(Read more at NYTimes.com)

h/t @sydell 

British TV personality Tom Scott conducts a little experiment using drones and video goggles to give the perspective of driving a car in third-person, like you often see in video games. I wonder if they’d do better if the feed were in HD (it looks like an 8-bit screen).

Virtual Reality&#8217;s Next Hurdle: Overcoming &#8216;Sim Sickness&#8217; 

Facebook bet big on the technology earlier this year, purchasing the pioneering company Oculus VR in a $2 billion dollar deal. VR has taken center stage at events like South By Southwest and Comic-Con as marketers have turned out immersive experiences for everything from Game of Thrones to X-Men. Tucked into all that buzz is an uncomfortable fact about VR: Some people experience a kind of motion sickness, known as &#8220;sim sickness,&#8221; when they use head-mounted virtual reality displays like the Oculus Rift or Sony&#8217;s Project Morpheus prototype. And even virtual reality game makers aren&#8217;t immune at first.

Virtual Reality’s Next Hurdle: Overcoming ‘Sim Sickness’

Facebook bet big on the technology earlier this year, purchasing the pioneering company Oculus VR in a $2 billion dollar deal. VR has taken center stage at events like South By Southwest and Comic-Con as marketers have turned out immersive experiences for everything from Game of Thrones to X-Men.

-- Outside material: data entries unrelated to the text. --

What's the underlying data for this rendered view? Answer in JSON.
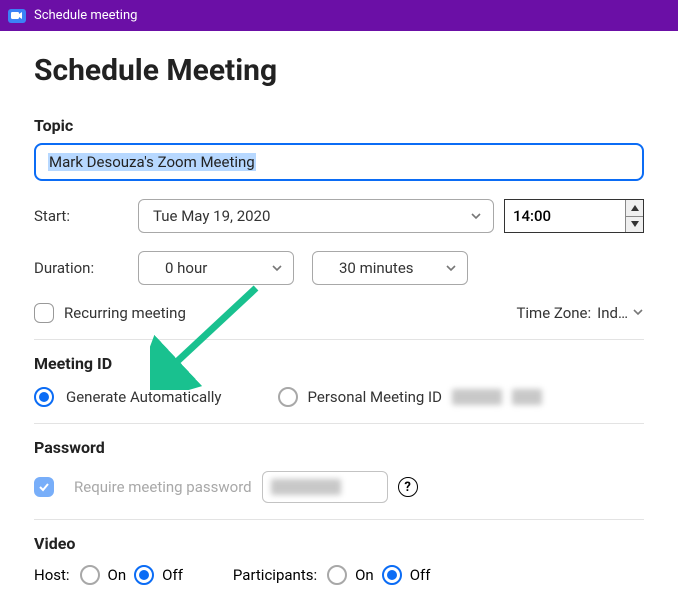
{
  "titlebar": {
    "title": "Schedule meeting"
  },
  "page": {
    "title": "Schedule Meeting"
  },
  "topic": {
    "label": "Topic",
    "value": "Mark Desouza's Zoom Meeting"
  },
  "start": {
    "label": "Start:",
    "date": "Tue  May 19, 2020",
    "time": "14:00"
  },
  "duration": {
    "label": "Duration:",
    "hours": "0 hour",
    "minutes": "30 minutes"
  },
  "recurring": {
    "label": "Recurring meeting"
  },
  "timezone": {
    "label": "Time Zone:",
    "value": "Ind…"
  },
  "meeting_id": {
    "label": "Meeting ID",
    "auto_label": "Generate Automatically",
    "personal_label": "Personal Meeting ID"
  },
  "password": {
    "label": "Password",
    "require_label": "Require meeting password"
  },
  "video": {
    "label": "Video",
    "host_label": "Host:",
    "participants_label": "Participants:",
    "on": "On",
    "off": "Off"
  }
}
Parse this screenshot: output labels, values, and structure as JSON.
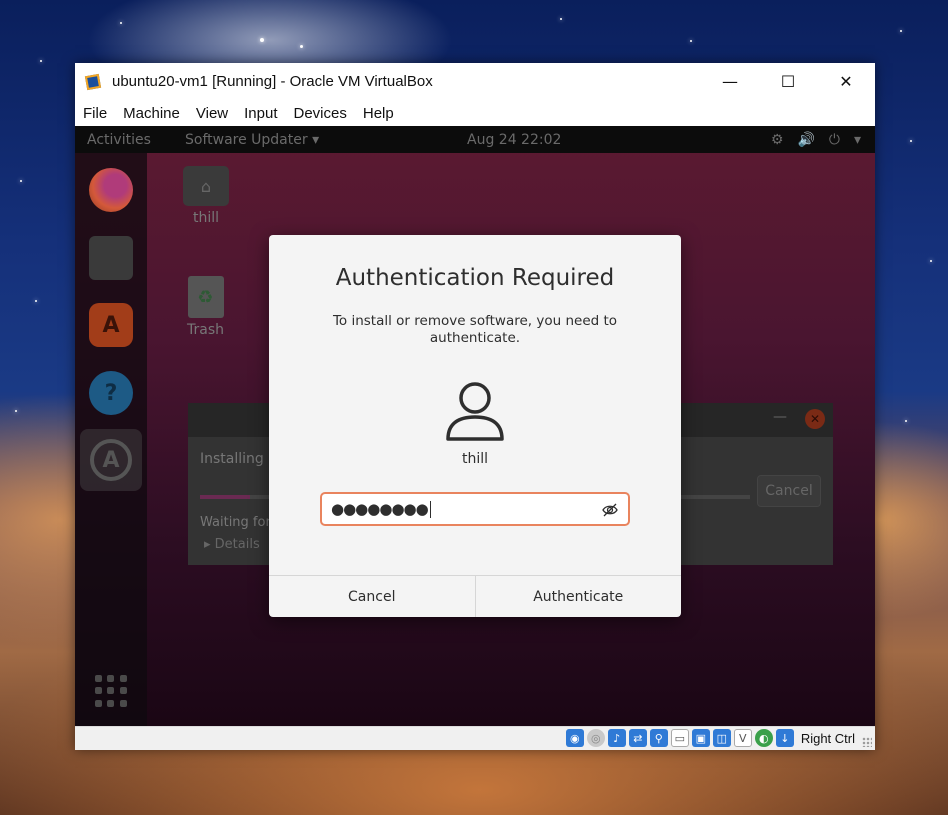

Tucked into all that buzz is an uncomfortable fact about VR: Some people experience a kind of motion sickness, known as “sim sickness,” when they use head-mounted virtual reality displays like the Oculus Rift or Sony’s Project Morpheus prototype. And even virtual reality game makers aren’t immune at first.